  1. Not all that's leafy is green.

    Capitol Hill

  2. Takoma Park
  3. Columbia Heights
  4. Ballston
  5. Bethesda
  6. Crestwood
  7. Mount Rainier
  8. Old Town Alexandria
  9. Petworth
  10. Woodley Park

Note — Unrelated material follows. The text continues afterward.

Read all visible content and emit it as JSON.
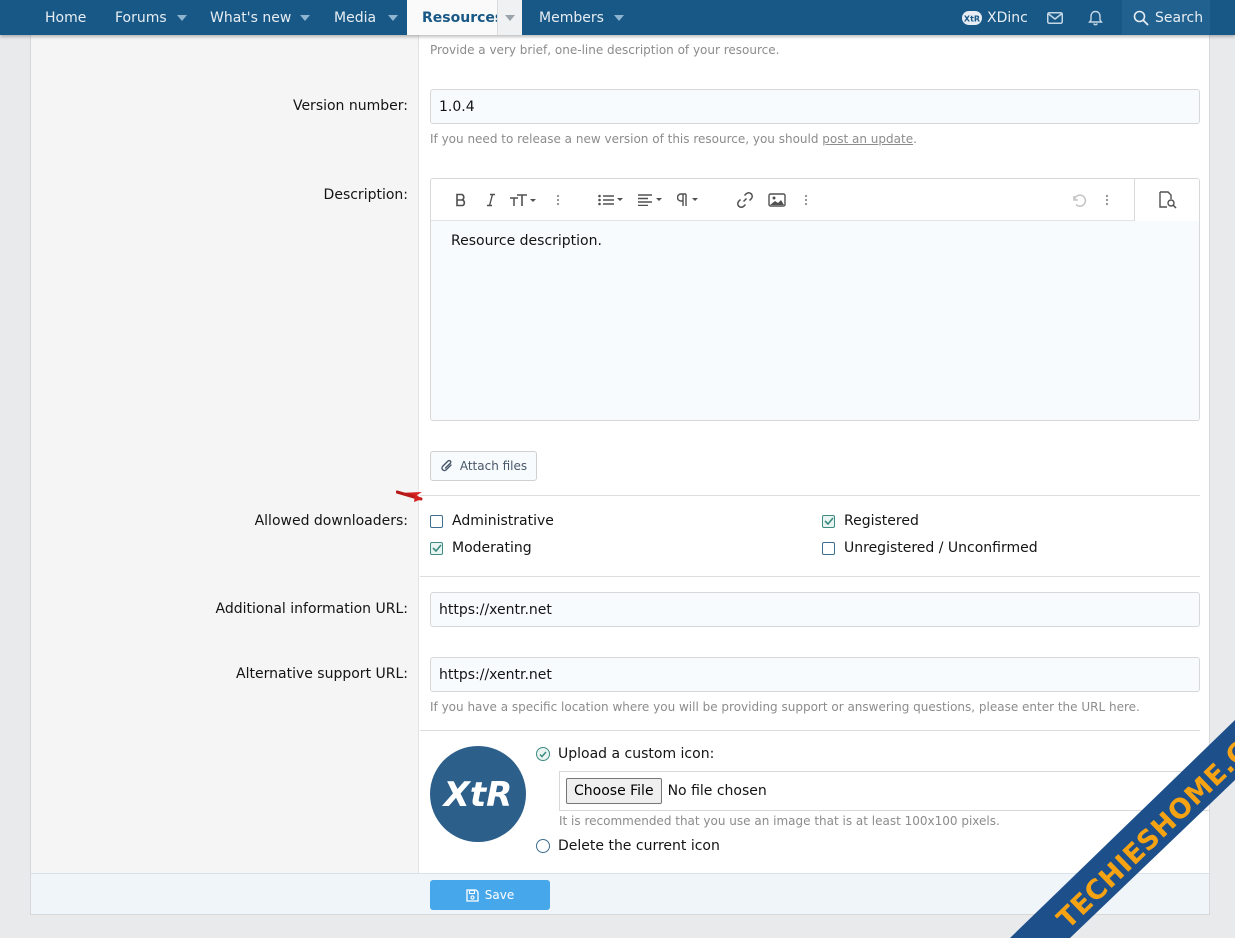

What’s conspicuously missing here? The densest of urban neighborhoods: Downtown. Crestwood may have a high tree-to-person ratio, but it also has gigantic houses and many more cars per capita (and often no sidewalks, which is a different but related issue) than Penn Quarter. Of these, Columbia Heights certainly belongs, with its large apartment complexes and immense transit accessibility. But so does Foggy Bottom, with its packed-in buildings and largely car-free, dorm-dwelling student population. If we’re talking about impact on the planet, lots of people living in close quarters equal more energy savings overall than a few people living in big houses surrounded by lawns and parks.

MRIS’ effort to provide more “green” metrics is laudable enough, but what they’re talking about is a leafy lifestyle, not eco-friendliness.